» DATA SHOWN:
BEGIN

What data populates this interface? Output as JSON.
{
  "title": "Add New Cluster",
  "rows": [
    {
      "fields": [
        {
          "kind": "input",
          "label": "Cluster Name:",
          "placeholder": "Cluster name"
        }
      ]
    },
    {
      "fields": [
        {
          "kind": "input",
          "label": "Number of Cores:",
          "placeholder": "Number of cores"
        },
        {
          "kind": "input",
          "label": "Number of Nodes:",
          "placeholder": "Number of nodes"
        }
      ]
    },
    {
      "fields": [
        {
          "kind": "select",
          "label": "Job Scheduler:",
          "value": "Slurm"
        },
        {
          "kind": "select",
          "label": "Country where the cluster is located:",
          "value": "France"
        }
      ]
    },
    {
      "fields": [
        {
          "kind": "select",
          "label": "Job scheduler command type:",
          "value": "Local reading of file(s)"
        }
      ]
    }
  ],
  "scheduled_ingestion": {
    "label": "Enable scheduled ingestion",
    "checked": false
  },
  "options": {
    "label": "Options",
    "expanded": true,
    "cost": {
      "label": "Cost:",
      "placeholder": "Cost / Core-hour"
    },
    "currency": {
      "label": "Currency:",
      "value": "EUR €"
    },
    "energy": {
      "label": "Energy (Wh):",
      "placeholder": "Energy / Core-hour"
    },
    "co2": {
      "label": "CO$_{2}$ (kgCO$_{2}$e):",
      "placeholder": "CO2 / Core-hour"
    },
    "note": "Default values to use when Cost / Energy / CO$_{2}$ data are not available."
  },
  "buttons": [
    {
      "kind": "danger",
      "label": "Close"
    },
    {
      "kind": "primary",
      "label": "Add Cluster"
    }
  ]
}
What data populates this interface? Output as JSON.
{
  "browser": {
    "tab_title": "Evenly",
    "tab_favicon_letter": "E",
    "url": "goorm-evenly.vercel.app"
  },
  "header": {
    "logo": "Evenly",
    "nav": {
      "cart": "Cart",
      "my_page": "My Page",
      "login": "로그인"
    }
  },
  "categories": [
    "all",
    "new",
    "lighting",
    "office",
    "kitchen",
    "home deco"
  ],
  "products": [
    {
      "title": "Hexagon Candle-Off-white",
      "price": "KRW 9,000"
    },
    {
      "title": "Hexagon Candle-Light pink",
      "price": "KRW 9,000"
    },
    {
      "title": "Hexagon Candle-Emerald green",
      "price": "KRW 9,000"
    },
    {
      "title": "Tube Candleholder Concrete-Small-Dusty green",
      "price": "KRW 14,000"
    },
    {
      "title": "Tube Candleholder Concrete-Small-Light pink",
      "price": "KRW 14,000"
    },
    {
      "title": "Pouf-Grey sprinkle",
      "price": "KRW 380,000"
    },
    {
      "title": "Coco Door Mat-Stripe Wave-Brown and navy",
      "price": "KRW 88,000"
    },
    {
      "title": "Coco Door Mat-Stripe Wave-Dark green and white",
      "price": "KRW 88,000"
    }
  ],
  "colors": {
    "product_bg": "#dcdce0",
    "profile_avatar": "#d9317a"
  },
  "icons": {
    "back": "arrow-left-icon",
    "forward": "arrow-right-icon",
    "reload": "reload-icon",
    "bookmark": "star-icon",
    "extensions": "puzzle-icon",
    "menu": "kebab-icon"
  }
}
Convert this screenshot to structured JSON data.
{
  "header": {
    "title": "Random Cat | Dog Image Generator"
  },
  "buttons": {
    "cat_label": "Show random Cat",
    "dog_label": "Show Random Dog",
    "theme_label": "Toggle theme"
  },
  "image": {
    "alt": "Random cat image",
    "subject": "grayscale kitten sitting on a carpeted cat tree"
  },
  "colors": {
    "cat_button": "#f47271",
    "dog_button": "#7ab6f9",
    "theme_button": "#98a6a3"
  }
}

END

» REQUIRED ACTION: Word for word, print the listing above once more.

» TASK OUTPUT:
What data populates this interface? Output as JSON.
{
  "title": "Add New Cluster",
  "rows": [
    {
      "fields": [
        {
          "kind": "input",
          "label": "Cluster Name:",
          "placeholder": "Cluster name"
        }
      ]
    },
    {
      "fields": [
        {
          "kind": "input",
          "label": "Number of Cores:",
          "placeholder": "Number of cores"
        },
        {
          "kind": "input",
          "label": "Number of Nodes:",
          "placeholder": "Number of nodes"
        }
      ]
    },
    {
      "fields": [
        {
          "kind": "select",
          "label": "Job Scheduler:",
          "value": "Slurm"
        },
        {
          "kind": "select",
          "label": "Country where the cluster is located:",
          "value": "France"
        }
      ]
    },
    {
      "fields": [
        {
          "kind": "select",
          "label": "Job scheduler command type:",
          "value": "Local reading of file(s)"
        }
      ]
    }
  ],
  "scheduled_ingestion": {
    "label": "Enable scheduled ingestion",
    "checked": false
  },
  "options": {
    "label": "Options",
    "expanded": true,
    "cost": {
      "label": "Cost:",
      "placeholder": "Cost / Core-hour"
    },
    "currency": {
      "label": "Currency:",
      "value": "EUR €"
    },
    "energy": {
      "label": "Energy (Wh):",
      "placeholder": "Energy / Core-hour"
    },
    "co2": {
      "label": "CO$_{2}$ (kgCO$_{2}$e):",
      "placeholder": "CO2 / Core-hour"
    },
    "note": "Default values to use when Cost / Energy / CO$_{2}$ data are not available."
  },
  "buttons": [
    {
      "kind": "danger",
      "label": "Close"
    },
    {
      "kind": "primary",
      "label": "Add Cluster"
    }
  ]
}
What data populates this interface? Output as JSON.
{
  "browser": {
    "tab_title": "Evenly",
    "tab_favicon_letter": "E",
    "url": "goorm-evenly.vercel.app"
  },
  "header": {
    "logo": "Evenly",
    "nav": {
      "cart": "Cart",
      "my_page": "My Page",
      "login": "로그인"
    }
  },
  "categories": [
    "all",
    "new",
    "lighting",
    "office",
    "kitchen",
    "home deco"
  ],
  "products": [
    {
      "title": "Hexagon Candle-Off-white",
      "price": "KRW 9,000"
    },
    {
      "title": "Hexagon Candle-Light pink",
      "price": "KRW 9,000"
    },
    {
      "title": "Hexagon Candle-Emerald green",
      "price": "KRW 9,000"
    },
    {
      "title": "Tube Candleholder Concrete-Small-Dusty green",
      "price": "KRW 14,000"
    },
    {
      "title": "Tube Candleholder Concrete-Small-Light pink",
      "price": "KRW 14,000"
    },
    {
      "title": "Pouf-Grey sprinkle",
      "price": "KRW 380,000"
    },
    {
      "title": "Coco Door Mat-Stripe Wave-Brown and navy",
      "price": "KRW 88,000"
    },
    {
      "title": "Coco Door Mat-Stripe Wave-Dark green and white",
      "price": "KRW 88,000"
    }
  ],
  "colors": {
    "product_bg": "#dcdce0",
    "profile_avatar": "#d9317a"
  },
  "icons": {
    "back": "arrow-left-icon",
    "forward": "arrow-right-icon",
    "reload": "reload-icon",
    "bookmark": "star-icon",
    "extensions": "puzzle-icon",
    "menu": "kebab-icon"
  }
}
Convert this screenshot to structured JSON data.
{
  "header": {
    "title": "Random Cat | Dog Image Generator"
  },
  "buttons": {
    "cat_label": "Show random Cat",
    "dog_label": "Show Random Dog",
    "theme_label": "Toggle theme"
  },
  "image": {
    "alt": "Random cat image",
    "subject": "grayscale kitten sitting on a carpeted cat tree"
  },
  "colors": {
    "cat_button": "#f47271",
    "dog_button": "#7ab6f9",
    "theme_button": "#98a6a3"
  }
}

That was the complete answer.